In general I don't agree with many people wrt psychopharamcology, except David Healy - my mentor in this and other matters psychiatric. IMO the field is riddled with false preconceptions.

I used to teach that drug dependence (including addiction) on several factors in addition to the substance itself. One factor is the motivation of the drug taker - for example whether opiates are being taken to relieve pain, or to get 'high'.

On top, tow major factors are the concentration of the drug, and the speed of absorption. Tincture of dilute opium taken by mouth (eg. laudanum) was so slowly absorbed as to be almost non-addictive unless it was used as a euphoriant (like Coleridge and De Quincey).

When a concentrated and rapidly absorbed form such as intravenous (or more so inhaled) heroin is invented, it gives an instant and very high dose - which is much more addictive, due to the 'hit'.

Another example is smoking a pipe compared with cigarette - with a pipe the nicotine is slowly absorbed through the small surface area of the mouth; with cigarettes the nicotine is absorbed instantly by the massive surface area of the lungs. Hence tobacco addiction wasn't much of a problem until cigarettes were invented.

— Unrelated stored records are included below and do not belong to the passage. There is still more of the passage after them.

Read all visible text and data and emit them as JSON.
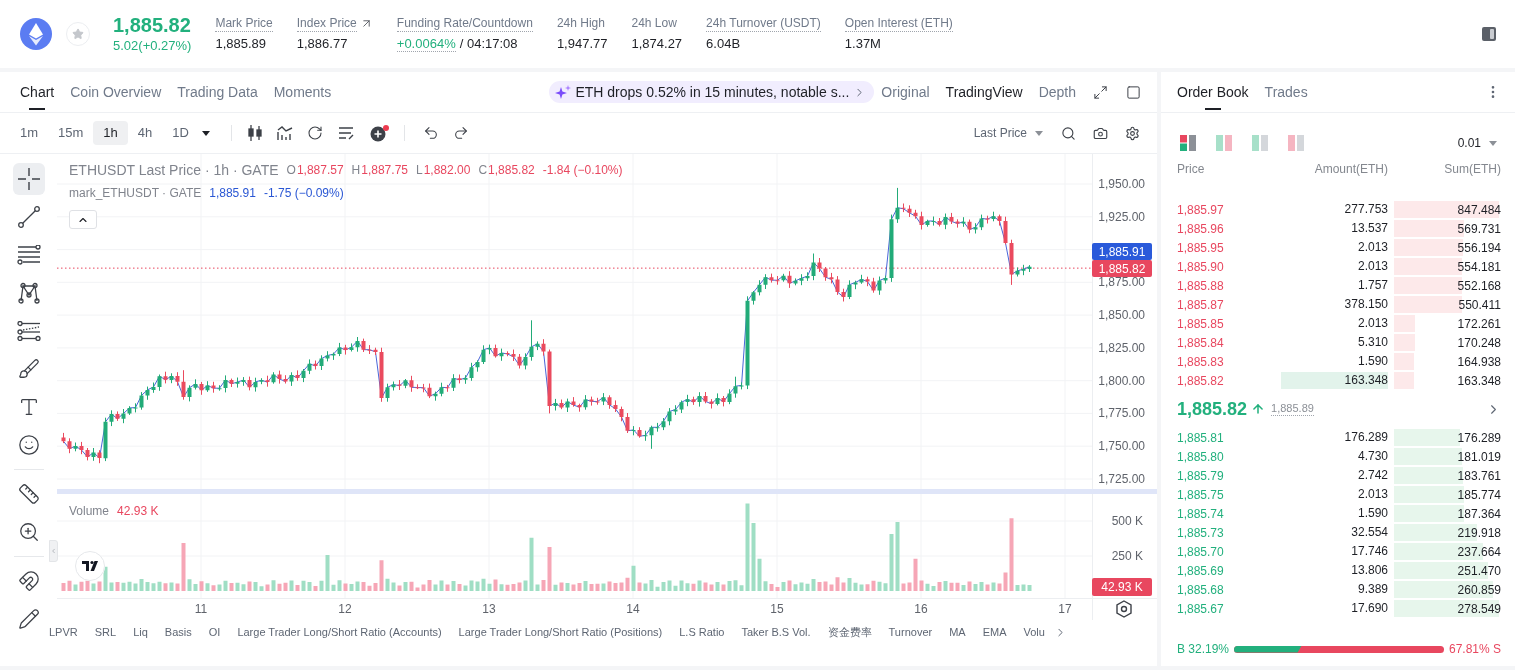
{
  "header": {
    "price": "1,885.82",
    "change": "5.02(+0.27%)",
    "stats": [
      {
        "kind": "tooltip",
        "label": "Mark Price",
        "value": "1,885.89"
      },
      {
        "kind": "link",
        "label": "Index Price",
        "value": "1,886.77"
      },
      {
        "kind": "funding",
        "label": "Funding Rate/Countdown",
        "rate": "+0.0064%",
        "value": "/ 04:17:08"
      },
      {
        "kind": "plain",
        "label": "24h High",
        "value": "1,947.77"
      },
      {
        "kind": "plain",
        "label": "24h Low",
        "value": "1,874.27"
      },
      {
        "kind": "tooltip",
        "label": "24h Turnover (USDT)",
        "value": "6.04B"
      },
      {
        "kind": "tooltip",
        "label": "Open Interest (ETH)",
        "value": "1.37M"
      }
    ]
  },
  "chart_panel": {
    "tabs": [
      {
        "label": "Chart",
        "selected": true
      },
      {
        "label": "Coin Overview",
        "selected": false
      },
      {
        "label": "Trading Data",
        "selected": false
      },
      {
        "label": "Moments",
        "selected": false
      }
    ],
    "ai_banner": "ETH drops 0.52% in 15 minutes, notable s...",
    "views": [
      {
        "label": "Original",
        "selected": false
      },
      {
        "label": "TradingView",
        "selected": true
      },
      {
        "label": "Depth",
        "selected": false
      }
    ],
    "intervals": [
      {
        "label": "1m",
        "selected": false
      },
      {
        "label": "15m",
        "selected": false
      },
      {
        "label": "1h",
        "selected": true
      },
      {
        "label": "4h",
        "selected": false
      },
      {
        "label": "1D",
        "selected": false
      }
    ],
    "price_source": "Last Price",
    "tool_groups": [
      [
        {
          "kind": "crosshair",
          "selected": true
        },
        {
          "kind": "line",
          "selected": false
        },
        {
          "kind": "fib",
          "selected": false
        },
        {
          "kind": "pattern",
          "selected": false
        },
        {
          "kind": "channel",
          "selected": false
        },
        {
          "kind": "brush",
          "selected": false
        },
        {
          "kind": "text",
          "selected": false
        },
        {
          "kind": "emoji",
          "selected": false
        }
      ],
      [
        {
          "kind": "ruler",
          "selected": false
        },
        {
          "kind": "zoom",
          "selected": false
        }
      ],
      [
        {
          "kind": "magnet",
          "selected": false
        },
        {
          "kind": "pencil",
          "selected": false
        }
      ]
    ],
    "legend": {
      "title": "ETHUSDT Last Price · 1h · GATE",
      "ohlc": [
        {
          "label": "O",
          "value": "1,887.57"
        },
        {
          "label": "H",
          "value": "1,887.75"
        },
        {
          "label": "L",
          "value": "1,882.00"
        },
        {
          "label": "C",
          "value": "1,885.82"
        }
      ],
      "change": "-1.84 (−0.10%)"
    },
    "mark_legend": {
      "title": "mark_ETHUSDT · GATE",
      "value": "1,885.91",
      "change": "-1.75 (−0.09%)"
    },
    "price_axis": [
      "1,950.00",
      "1,925.00",
      "1,875.00",
      "1,850.00",
      "1,825.00",
      "1,800.00",
      "1,775.00",
      "1,750.00",
      "1,725.00"
    ],
    "price_badges": [
      {
        "kind": "mark",
        "value": "1,885.91"
      },
      {
        "kind": "last",
        "value": "1,885.82"
      }
    ],
    "volume_legend": {
      "label": "Volume",
      "value": "42.93 K"
    },
    "volume_axis": [
      "500 K",
      "250 K"
    ],
    "volume_badge": "42.93 K",
    "time_axis": [
      "11",
      "12",
      "13",
      "14",
      "15",
      "16",
      "17"
    ],
    "indicators": [
      "LPVR",
      "SRL",
      "Liq",
      "Basis",
      "OI",
      "Large Trader Long/Short Ratio (Accounts)",
      "Large Trader Long/Short Ratio (Positions)",
      "L.S Ratio",
      "Taker B.S Vol.",
      "资金费率",
      "Turnover",
      "MA",
      "EMA",
      "Volu"
    ]
  },
  "order_book": {
    "tabs": [
      {
        "label": "Order Book",
        "selected": true
      },
      {
        "label": "Trades",
        "selected": false
      }
    ],
    "layouts": [
      {
        "kind": "stacked",
        "selected": true
      },
      {
        "kind": "side",
        "selected": false
      },
      {
        "kind": "bids",
        "selected": false
      },
      {
        "kind": "asks",
        "selected": false
      }
    ],
    "precision": "0.01",
    "columns": [
      "Price",
      "Amount(ETH)",
      "Sum(ETH)"
    ],
    "asks": [
      {
        "price": "1,885.97",
        "amount": "277.753",
        "sum": "847.484",
        "level": 1,
        "highlighted": false
      },
      {
        "price": "1,885.96",
        "amount": "13.537",
        "sum": "569.731",
        "level": 0.67,
        "highlighted": false
      },
      {
        "price": "1,885.95",
        "amount": "2.013",
        "sum": "556.194",
        "level": 0.66,
        "highlighted": false
      },
      {
        "price": "1,885.90",
        "amount": "2.013",
        "sum": "554.181",
        "level": 0.65,
        "highlighted": false
      },
      {
        "price": "1,885.88",
        "amount": "1.757",
        "sum": "552.168",
        "level": 0.65,
        "highlighted": false
      },
      {
        "price": "1,885.87",
        "amount": "378.150",
        "sum": "550.411",
        "level": 0.65,
        "highlighted": false
      },
      {
        "price": "1,885.85",
        "amount": "2.013",
        "sum": "172.261",
        "level": 0.2,
        "highlighted": false
      },
      {
        "price": "1,885.84",
        "amount": "5.310",
        "sum": "170.248",
        "level": 0.2,
        "highlighted": false
      },
      {
        "price": "1,885.83",
        "amount": "1.590",
        "sum": "164.938",
        "level": 0.19,
        "highlighted": false
      },
      {
        "price": "1,885.82",
        "amount": "163.348",
        "sum": "163.348",
        "level": 0.19,
        "highlighted": true
      }
    ],
    "last_price": "1,885.82",
    "mark_price": "1,885.89",
    "bids": [
      {
        "price": "1,885.81",
        "amount": "176.289",
        "sum": "176.289",
        "level": 0.63,
        "highlighted": false
      },
      {
        "price": "1,885.80",
        "amount": "4.730",
        "sum": "181.019",
        "level": 0.65,
        "highlighted": false
      },
      {
        "price": "1,885.79",
        "amount": "2.742",
        "sum": "183.761",
        "level": 0.66,
        "highlighted": false
      },
      {
        "price": "1,885.75",
        "amount": "2.013",
        "sum": "185.774",
        "level": 0.67,
        "highlighted": false
      },
      {
        "price": "1,885.74",
        "amount": "1.590",
        "sum": "187.364",
        "level": 0.67,
        "highlighted": false
      },
      {
        "price": "1,885.73",
        "amount": "32.554",
        "sum": "219.918",
        "level": 0.79,
        "highlighted": false
      },
      {
        "price": "1,885.70",
        "amount": "17.746",
        "sum": "237.664",
        "level": 0.85,
        "highlighted": false
      },
      {
        "price": "1,885.69",
        "amount": "13.806",
        "sum": "251.470",
        "level": 0.9,
        "highlighted": false
      },
      {
        "price": "1,885.68",
        "amount": "9.389",
        "sum": "260.859",
        "level": 0.94,
        "highlighted": false
      },
      {
        "price": "1,885.67",
        "amount": "17.690",
        "sum": "278.549",
        "level": 1,
        "highlighted": false
      }
    ],
    "ratio": {
      "buy_label": "B 32.19%",
      "sell_label": "67.81% S",
      "level": 0.3219
    }
  }
}
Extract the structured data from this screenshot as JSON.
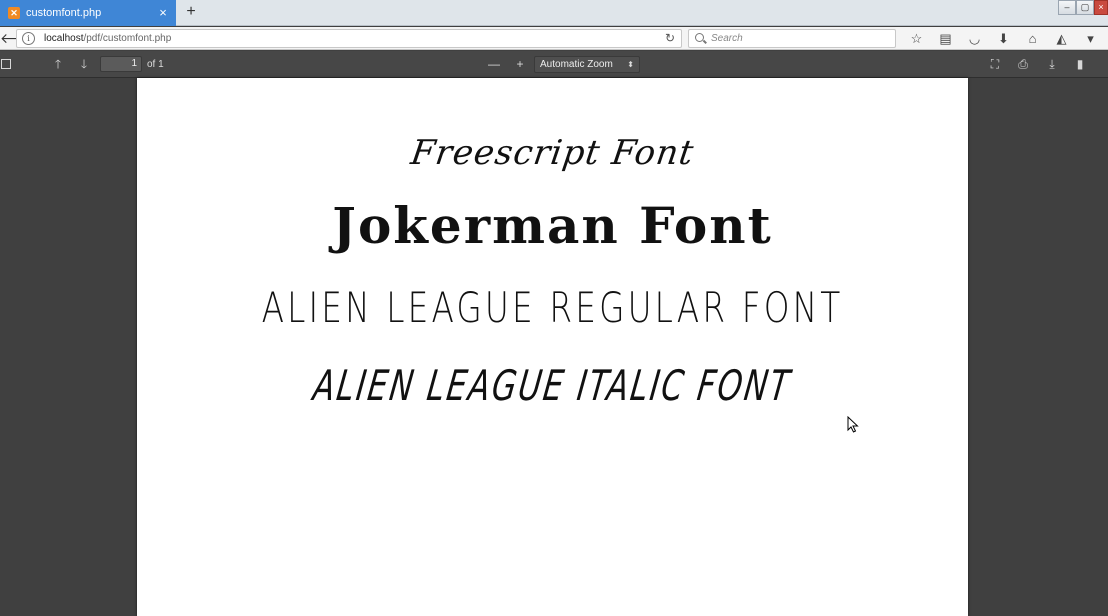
{
  "browser": {
    "tab": {
      "title": "customfont.php",
      "favicon": "xampp-icon"
    },
    "new_tab_label": "+",
    "url": {
      "host": "localhost",
      "path": "/pdf/customfont.php"
    },
    "search_placeholder": "Search"
  },
  "pdf_toolbar": {
    "page_number": "1",
    "page_count": "of 1",
    "zoom": "Automatic Zoom"
  },
  "document": {
    "lines": [
      "Freescript Font",
      "Jokerman Font",
      "ALIEN LEAGUE REGULAR FONT",
      "ALIEN LEAGUE ITALIC FONT"
    ]
  },
  "colors": {
    "tab_active": "#3f86d6",
    "pdf_toolbar": "#474747",
    "viewer_bg": "#404040",
    "page_bg": "#ffffff"
  }
}
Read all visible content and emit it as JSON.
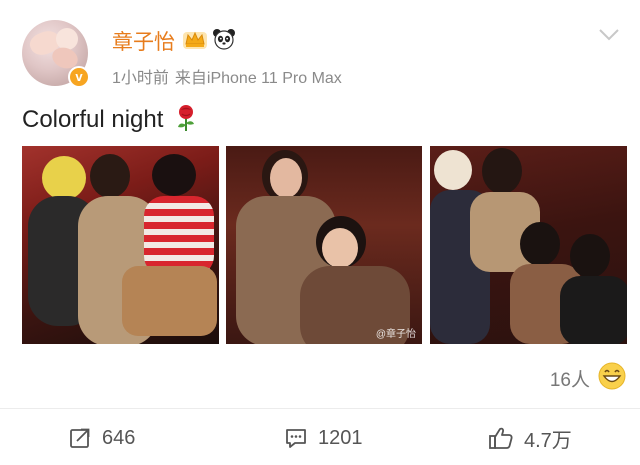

So, the drug is only one element - but of course it is a vital element. Nobody gets addicted to drugs that make you feel bad - like most antidepressants (a few are euphoriant) or antipsychotics.

But such non-addictive drugs produce (often severe) 'negative dependence' by making people get ill when they stop taking them (eg stopping high dose chronic antipsychotics abruptly often causes a full blown, hospitalised psychosis - even if the person never had a psychosis before - this was known by the 1960s).

Negative dependence may be subjectively worse than addiction. eg. it would probably be preferable to be dependent on a euphoriant than a dysphoriant. In the 1980s people were addicted to Valium which made them feel good; in the 2000s many more people are negatively dependent on antidepressants that make them feel bad (demotivated, intermittently suicideal, emotionally blunted...).

dearieme said...

Thanks, BC.

Lucinda said...

This distinction between addiction and negative dependence seems analogous to Luciferic and Ahrimanic evil.

Bruce Charlton said...

@L - I think you are right. The Ahrimanic negative dependence is less 'obviously' and positively evil than Luciferic addiction; but in the end the Ahrimanic leaves a person with no satisfaction in life at all - just despair, nihilism and self-hatred.

Addicition is diminishing pleasure for escalating harm; with negative dependence there never was any pleasure, just more and more harm.